- _ASSIGNMENT_: Would you please repeat the data exactly as given?

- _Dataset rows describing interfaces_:

**********

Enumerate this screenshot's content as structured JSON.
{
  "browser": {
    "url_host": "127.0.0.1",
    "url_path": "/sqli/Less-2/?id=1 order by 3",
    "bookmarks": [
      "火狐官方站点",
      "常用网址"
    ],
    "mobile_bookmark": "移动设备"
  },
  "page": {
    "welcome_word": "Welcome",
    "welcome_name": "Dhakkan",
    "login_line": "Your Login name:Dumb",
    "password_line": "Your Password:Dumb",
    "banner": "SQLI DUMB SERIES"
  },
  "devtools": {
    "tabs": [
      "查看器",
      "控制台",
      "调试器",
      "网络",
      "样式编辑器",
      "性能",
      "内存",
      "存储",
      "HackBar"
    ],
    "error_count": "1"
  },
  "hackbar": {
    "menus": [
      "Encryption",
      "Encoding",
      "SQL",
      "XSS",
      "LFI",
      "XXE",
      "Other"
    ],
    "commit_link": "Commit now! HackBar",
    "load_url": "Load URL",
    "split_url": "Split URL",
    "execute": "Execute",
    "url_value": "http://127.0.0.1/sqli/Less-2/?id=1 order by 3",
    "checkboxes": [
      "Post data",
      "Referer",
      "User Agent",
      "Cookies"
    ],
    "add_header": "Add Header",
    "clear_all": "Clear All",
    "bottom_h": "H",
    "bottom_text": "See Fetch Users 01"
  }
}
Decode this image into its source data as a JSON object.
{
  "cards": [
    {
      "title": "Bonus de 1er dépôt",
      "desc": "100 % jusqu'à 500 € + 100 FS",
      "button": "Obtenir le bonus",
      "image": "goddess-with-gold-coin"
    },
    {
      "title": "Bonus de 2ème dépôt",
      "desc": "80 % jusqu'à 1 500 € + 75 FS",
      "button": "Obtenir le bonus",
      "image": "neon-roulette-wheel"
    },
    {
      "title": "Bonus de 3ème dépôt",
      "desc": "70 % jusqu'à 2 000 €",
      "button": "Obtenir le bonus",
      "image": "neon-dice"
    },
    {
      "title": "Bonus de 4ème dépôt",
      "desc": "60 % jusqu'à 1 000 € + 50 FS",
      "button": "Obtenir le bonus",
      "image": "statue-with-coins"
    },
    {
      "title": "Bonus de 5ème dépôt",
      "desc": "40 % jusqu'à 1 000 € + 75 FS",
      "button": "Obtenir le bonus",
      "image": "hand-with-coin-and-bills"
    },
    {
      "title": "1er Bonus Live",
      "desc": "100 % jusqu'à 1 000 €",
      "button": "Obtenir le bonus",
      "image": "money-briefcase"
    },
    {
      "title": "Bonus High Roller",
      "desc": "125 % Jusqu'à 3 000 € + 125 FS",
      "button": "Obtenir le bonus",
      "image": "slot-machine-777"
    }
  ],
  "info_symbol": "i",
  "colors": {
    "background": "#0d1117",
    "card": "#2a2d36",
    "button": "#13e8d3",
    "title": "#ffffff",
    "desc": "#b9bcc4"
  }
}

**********

- _ANSWER SECTION_:
Enumerate this screenshot's content as structured JSON.
{
  "browser": {
    "url_host": "127.0.0.1",
    "url_path": "/sqli/Less-2/?id=1 order by 3",
    "bookmarks": [
      "火狐官方站点",
      "常用网址"
    ],
    "mobile_bookmark": "移动设备"
  },
  "page": {
    "welcome_word": "Welcome",
    "welcome_name": "Dhakkan",
    "login_line": "Your Login name:Dumb",
    "password_line": "Your Password:Dumb",
    "banner": "SQLI DUMB SERIES"
  },
  "devtools": {
    "tabs": [
      "查看器",
      "控制台",
      "调试器",
      "网络",
      "样式编辑器",
      "性能",
      "内存",
      "存储",
      "HackBar"
    ],
    "error_count": "1"
  },
  "hackbar": {
    "menus": [
      "Encryption",
      "Encoding",
      "SQL",
      "XSS",
      "LFI",
      "XXE",
      "Other"
    ],
    "commit_link": "Commit now! HackBar",
    "load_url": "Load URL",
    "split_url": "Split URL",
    "execute": "Execute",
    "url_value": "http://127.0.0.1/sqli/Less-2/?id=1 order by 3",
    "checkboxes": [
      "Post data",
      "Referer",
      "User Agent",
      "Cookies"
    ],
    "add_header": "Add Header",
    "clear_all": "Clear All",
    "bottom_h": "H",
    "bottom_text": "See Fetch Users 01"
  }
}
Decode this image into its source data as a JSON object.
{
  "cards": [
    {
      "title": "Bonus de 1er dépôt",
      "desc": "100 % jusqu'à 500 € + 100 FS",
      "button": "Obtenir le bonus",
      "image": "goddess-with-gold-coin"
    },
    {
      "title": "Bonus de 2ème dépôt",
      "desc": "80 % jusqu'à 1 500 € + 75 FS",
      "button": "Obtenir le bonus",
      "image": "neon-roulette-wheel"
    },
    {
      "title": "Bonus de 3ème dépôt",
      "desc": "70 % jusqu'à 2 000 €",
      "button": "Obtenir le bonus",
      "image": "neon-dice"
    },
    {
      "title": "Bonus de 4ème dépôt",
      "desc": "60 % jusqu'à 1 000 € + 50 FS",
      "button": "Obtenir le bonus",
      "image": "statue-with-coins"
    },
    {
      "title": "Bonus de 5ème dépôt",
      "desc": "40 % jusqu'à 1 000 € + 75 FS",
      "button": "Obtenir le bonus",
      "image": "hand-with-coin-and-bills"
    },
    {
      "title": "1er Bonus Live",
      "desc": "100 % jusqu'à 1 000 €",
      "button": "Obtenir le bonus",
      "image": "money-briefcase"
    },
    {
      "title": "Bonus High Roller",
      "desc": "125 % Jusqu'à 3 000 € + 125 FS",
      "button": "Obtenir le bonus",
      "image": "slot-machine-777"
    }
  ],
  "info_symbol": "i",
  "colors": {
    "background": "#0d1117",
    "card": "#2a2d36",
    "button": "#13e8d3",
    "title": "#ffffff",
    "desc": "#b9bcc4"
  }
}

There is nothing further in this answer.